Segment Open
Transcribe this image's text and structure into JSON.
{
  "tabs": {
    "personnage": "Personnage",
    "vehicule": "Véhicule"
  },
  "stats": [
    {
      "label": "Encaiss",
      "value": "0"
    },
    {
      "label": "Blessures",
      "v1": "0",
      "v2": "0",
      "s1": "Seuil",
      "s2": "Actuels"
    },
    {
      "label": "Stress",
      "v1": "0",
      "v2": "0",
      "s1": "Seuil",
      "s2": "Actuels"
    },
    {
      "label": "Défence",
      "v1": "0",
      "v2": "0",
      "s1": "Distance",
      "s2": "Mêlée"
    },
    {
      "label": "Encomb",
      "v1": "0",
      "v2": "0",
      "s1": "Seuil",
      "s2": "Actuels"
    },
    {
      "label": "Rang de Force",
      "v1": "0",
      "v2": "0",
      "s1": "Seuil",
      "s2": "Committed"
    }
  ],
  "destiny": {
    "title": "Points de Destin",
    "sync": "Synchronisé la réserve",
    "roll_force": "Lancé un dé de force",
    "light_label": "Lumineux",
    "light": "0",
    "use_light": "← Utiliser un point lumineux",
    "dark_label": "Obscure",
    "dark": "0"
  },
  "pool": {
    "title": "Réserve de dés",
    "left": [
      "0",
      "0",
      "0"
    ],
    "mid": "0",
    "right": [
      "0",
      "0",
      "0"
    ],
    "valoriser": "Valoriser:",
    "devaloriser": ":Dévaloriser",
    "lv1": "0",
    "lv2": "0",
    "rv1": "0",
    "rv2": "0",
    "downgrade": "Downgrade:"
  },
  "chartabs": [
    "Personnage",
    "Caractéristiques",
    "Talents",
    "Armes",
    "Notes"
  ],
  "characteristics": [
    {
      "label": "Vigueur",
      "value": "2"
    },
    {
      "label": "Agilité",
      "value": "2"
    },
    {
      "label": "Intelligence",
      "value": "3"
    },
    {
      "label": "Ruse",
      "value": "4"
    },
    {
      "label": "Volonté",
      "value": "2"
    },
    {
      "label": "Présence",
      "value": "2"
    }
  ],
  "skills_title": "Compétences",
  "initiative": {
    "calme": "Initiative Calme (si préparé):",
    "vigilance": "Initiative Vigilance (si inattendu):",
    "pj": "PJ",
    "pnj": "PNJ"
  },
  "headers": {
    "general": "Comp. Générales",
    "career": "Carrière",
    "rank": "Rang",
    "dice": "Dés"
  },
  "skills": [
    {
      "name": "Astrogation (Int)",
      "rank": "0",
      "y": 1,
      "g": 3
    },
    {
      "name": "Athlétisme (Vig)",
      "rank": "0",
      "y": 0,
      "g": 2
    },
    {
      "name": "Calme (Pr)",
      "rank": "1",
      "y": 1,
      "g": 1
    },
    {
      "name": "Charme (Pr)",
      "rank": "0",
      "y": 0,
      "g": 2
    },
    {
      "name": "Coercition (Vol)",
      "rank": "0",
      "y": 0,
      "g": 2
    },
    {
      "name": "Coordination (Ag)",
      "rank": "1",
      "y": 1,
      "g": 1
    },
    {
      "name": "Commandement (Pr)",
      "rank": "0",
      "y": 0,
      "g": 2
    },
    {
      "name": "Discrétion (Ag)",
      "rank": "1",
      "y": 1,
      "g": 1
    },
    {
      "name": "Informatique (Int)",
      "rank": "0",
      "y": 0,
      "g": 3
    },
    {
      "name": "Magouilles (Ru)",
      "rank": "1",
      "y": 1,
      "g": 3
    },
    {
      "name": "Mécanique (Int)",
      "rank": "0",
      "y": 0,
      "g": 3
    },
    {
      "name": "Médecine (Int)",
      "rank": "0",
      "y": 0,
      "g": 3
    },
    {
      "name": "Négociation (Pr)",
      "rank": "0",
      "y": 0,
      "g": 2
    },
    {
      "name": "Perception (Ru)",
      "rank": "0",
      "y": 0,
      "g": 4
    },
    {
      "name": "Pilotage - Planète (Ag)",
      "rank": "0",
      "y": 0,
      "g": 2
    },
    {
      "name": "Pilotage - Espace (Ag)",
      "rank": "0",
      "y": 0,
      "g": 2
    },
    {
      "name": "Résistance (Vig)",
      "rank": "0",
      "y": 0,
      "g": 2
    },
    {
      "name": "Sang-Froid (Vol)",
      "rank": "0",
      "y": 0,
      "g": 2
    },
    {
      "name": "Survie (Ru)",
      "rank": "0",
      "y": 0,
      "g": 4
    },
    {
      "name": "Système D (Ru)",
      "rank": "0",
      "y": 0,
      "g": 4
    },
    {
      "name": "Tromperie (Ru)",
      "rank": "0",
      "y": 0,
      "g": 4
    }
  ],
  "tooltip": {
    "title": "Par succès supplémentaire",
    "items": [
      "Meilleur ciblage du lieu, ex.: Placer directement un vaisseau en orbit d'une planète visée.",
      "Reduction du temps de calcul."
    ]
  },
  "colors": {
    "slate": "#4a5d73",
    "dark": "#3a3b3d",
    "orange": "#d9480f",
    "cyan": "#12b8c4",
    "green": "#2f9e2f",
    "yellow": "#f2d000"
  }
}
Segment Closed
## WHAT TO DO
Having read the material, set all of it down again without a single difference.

## SOLUTION BELOW
Transcribe this image's text and structure into JSON.
{
  "tabs": {
    "personnage": "Personnage",
    "vehicule": "Véhicule"
  },
  "stats": [
    {
      "label": "Encaiss",
      "value": "0"
    },
    {
      "label": "Blessures",
      "v1": "0",
      "v2": "0",
      "s1": "Seuil",
      "s2": "Actuels"
    },
    {
      "label": "Stress",
      "v1": "0",
      "v2": "0",
      "s1": "Seuil",
      "s2": "Actuels"
    },
    {
      "label": "Défence",
      "v1": "0",
      "v2": "0",
      "s1": "Distance",
      "s2": "Mêlée"
    },
    {
      "label": "Encomb",
      "v1": "0",
      "v2": "0",
      "s1": "Seuil",
      "s2": "Actuels"
    },
    {
      "label": "Rang de Force",
      "v1": "0",
      "v2": "0",
      "s1": "Seuil",
      "s2": "Committed"
    }
  ],
  "destiny": {
    "title": "Points de Destin",
    "sync": "Synchronisé la réserve",
    "roll_force": "Lancé un dé de force",
    "light_label": "Lumineux",
    "light": "0",
    "use_light": "← Utiliser un point lumineux",
    "dark_label": "Obscure",
    "dark": "0"
  },
  "pool": {
    "title": "Réserve de dés",
    "left": [
      "0",
      "0",
      "0"
    ],
    "mid": "0",
    "right": [
      "0",
      "0",
      "0"
    ],
    "valoriser": "Valoriser:",
    "devaloriser": ":Dévaloriser",
    "lv1": "0",
    "lv2": "0",
    "rv1": "0",
    "rv2": "0",
    "downgrade": "Downgrade:"
  },
  "chartabs": [
    "Personnage",
    "Caractéristiques",
    "Talents",
    "Armes",
    "Notes"
  ],
  "characteristics": [
    {
      "label": "Vigueur",
      "value": "2"
    },
    {
      "label": "Agilité",
      "value": "2"
    },
    {
      "label": "Intelligence",
      "value": "3"
    },
    {
      "label": "Ruse",
      "value": "4"
    },
    {
      "label": "Volonté",
      "value": "2"
    },
    {
      "label": "Présence",
      "value": "2"
    }
  ],
  "skills_title": "Compétences",
  "initiative": {
    "calme": "Initiative Calme (si préparé):",
    "vigilance": "Initiative Vigilance (si inattendu):",
    "pj": "PJ",
    "pnj": "PNJ"
  },
  "headers": {
    "general": "Comp. Générales",
    "career": "Carrière",
    "rank": "Rang",
    "dice": "Dés"
  },
  "skills": [
    {
      "name": "Astrogation (Int)",
      "rank": "0",
      "y": 1,
      "g": 3
    },
    {
      "name": "Athlétisme (Vig)",
      "rank": "0",
      "y": 0,
      "g": 2
    },
    {
      "name": "Calme (Pr)",
      "rank": "1",
      "y": 1,
      "g": 1
    },
    {
      "name": "Charme (Pr)",
      "rank": "0",
      "y": 0,
      "g": 2
    },
    {
      "name": "Coercition (Vol)",
      "rank": "0",
      "y": 0,
      "g": 2
    },
    {
      "name": "Coordination (Ag)",
      "rank": "1",
      "y": 1,
      "g": 1
    },
    {
      "name": "Commandement (Pr)",
      "rank": "0",
      "y": 0,
      "g": 2
    },
    {
      "name": "Discrétion (Ag)",
      "rank": "1",
      "y": 1,
      "g": 1
    },
    {
      "name": "Informatique (Int)",
      "rank": "0",
      "y": 0,
      "g": 3
    },
    {
      "name": "Magouilles (Ru)",
      "rank": "1",
      "y": 1,
      "g": 3
    },
    {
      "name": "Mécanique (Int)",
      "rank": "0",
      "y": 0,
      "g": 3
    },
    {
      "name": "Médecine (Int)",
      "rank": "0",
      "y": 0,
      "g": 3
    },
    {
      "name": "Négociation (Pr)",
      "rank": "0",
      "y": 0,
      "g": 2
    },
    {
      "name": "Perception (Ru)",
      "rank": "0",
      "y": 0,
      "g": 4
    },
    {
      "name": "Pilotage - Planète (Ag)",
      "rank": "0",
      "y": 0,
      "g": 2
    },
    {
      "name": "Pilotage - Espace (Ag)",
      "rank": "0",
      "y": 0,
      "g": 2
    },
    {
      "name": "Résistance (Vig)",
      "rank": "0",
      "y": 0,
      "g": 2
    },
    {
      "name": "Sang-Froid (Vol)",
      "rank": "0",
      "y": 0,
      "g": 2
    },
    {
      "name": "Survie (Ru)",
      "rank": "0",
      "y": 0,
      "g": 4
    },
    {
      "name": "Système D (Ru)",
      "rank": "0",
      "y": 0,
      "g": 4
    },
    {
      "name": "Tromperie (Ru)",
      "rank": "0",
      "y": 0,
      "g": 4
    }
  ],
  "tooltip": {
    "title": "Par succès supplémentaire",
    "items": [
      "Meilleur ciblage du lieu, ex.: Placer directement un vaisseau en orbit d'une planète visée.",
      "Reduction du temps de calcul."
    ]
  },
  "colors": {
    "slate": "#4a5d73",
    "dark": "#3a3b3d",
    "orange": "#d9480f",
    "cyan": "#12b8c4",
    "green": "#2f9e2f",
    "yellow": "#f2d000"
  }
}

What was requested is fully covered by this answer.